Bayesian network modelling is a data analysis technique which is ideally suited to messy, highly correlated and complex datasets. This methodology is rather distinct from other forms of statistical modelling in that its focus is on structure discovery – determining an optimal graphical model which describes the inter-relationships in the underlying processes which generated the data. It is a multivariate technique and can used for one or many dependent variables. This is a data driven approach, as opposed to, rely only on subjective expert opinion to determine how variables of interest are inter-related (for example: structural equation modelling). An example can be found in the American Journal of Epidemiology where this approach was used to investigate risk factors for child diarrhoea. A special issue of Preventive Veterinary Medicine on graphical modelling features a number of articles which use abn to fit epidemiological data. An introduction to this methodology can be found in Emerging Themes in Epidemiology.
This website provides some cookbook type examples of how to perform Bayesian network structure discovery analyses with observational data. The particular type of Bayesian network models considered here are additive Bayesian networks. These are rather different, mathematically speaking, from the standard form of Bayesian network models (for binary or categorical data) presented in the academic literature, which typically use an analytically elegant, but arguably interpretation-wise opaque, contingency table parametrization. An additive Bayesian network model is simply a multidimensional regression model, e.g. directly analogous to generalised linear modelling but with all variables potentially dependent. All examples presented use an extension library for R called abn.
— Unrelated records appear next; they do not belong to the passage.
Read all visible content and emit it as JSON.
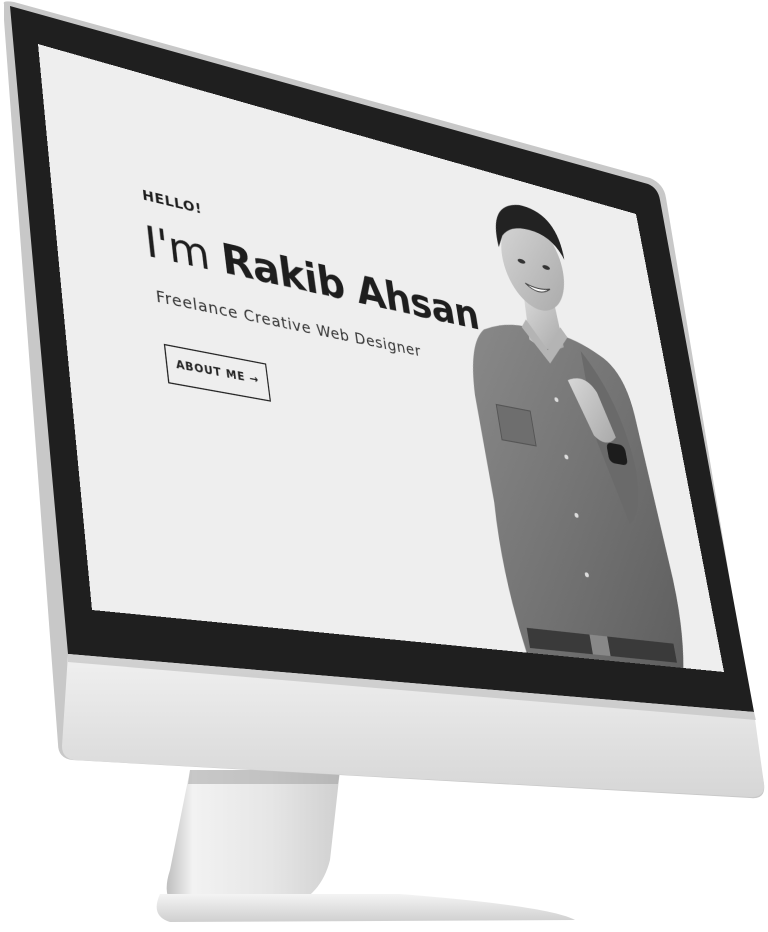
{
  "hero": {
    "greeting": "HELLO!",
    "intro_prefix": "I'm",
    "name": "Rakib Ahsan",
    "tagline": "Freelance Creative Web Designer",
    "about_button": "ABOUT ME →"
  },
  "colors": {
    "screen_bg": "#eeeeee",
    "bezel": "#1f1f1f",
    "text": "#1e1e1e",
    "chassis": "#e2e2e2"
  }
}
Contact abn package maintainer by email:
gilles.kratzer at math.uzh.ch
install.packages("abn", dependencies = TRUE)
Simple examples provide illustrations of how to perform data analyses using additive Bayesian networks with abn ( installation procedure). The data sets used are provided with abn. Many more examples are given at the end of the relevant manual pages in R, e.g. see
?search.hillclimber. More realistic examples are given in case studies.
More case studies will be presented as additional features will be added in abn. The general approach for structure discovery is broadly similar and relatively independent of the specific problem data. While Bayesian network modelling is computationally intensive, comparing across potentially large numbers of different models, it should not be treated as a black box approach as each individual data set has its own quirks and difficulties.
Typical BN models involving binary nodes, arguably the most commonly used type of BN, use a contingency table rather than additive parameter formulation. This facilities mathematical elegance and means that key metrics like model goodness of fit and marginal posterior parameters can be estimated analytically (e.g. from a formula) rather than numerically (an approximation). The downside being that this parametrisation is likely far from parsimonious, and the interpretation of the model parameters is less clear than the usual GLM type models (which are common across all areas of science). This is, while practically important, a fairly low level technical distinction as the key aspect of BN modelling is that this is a form of graphical modelling – that is a model of the joint probability distribution of the data. It is this joint – multidimensional – aspect which makes this methodology so attractive for analyses of complex data and what discriminates it from the more standard regression techniques, e.g. glm’s, glmm’s etc, which are only one dimensional in that the covariates are all assumed independent. The latter is entirely reasonable in a classical experimental design scenario, but completely unrealistic for many observational studies in medicine, veterinary science, ecology and biology.
4 October 2018, talk in Nutricia (Danone). Multivariable analysis: variable and model selection in system epidemiology. (Utrecht, Netherland)
30 May 2018. Brown Bag Seminar in ZHAW. Presentation: Bayesian Networks Learning in a Nutshell. (Winterthur, Switzerland)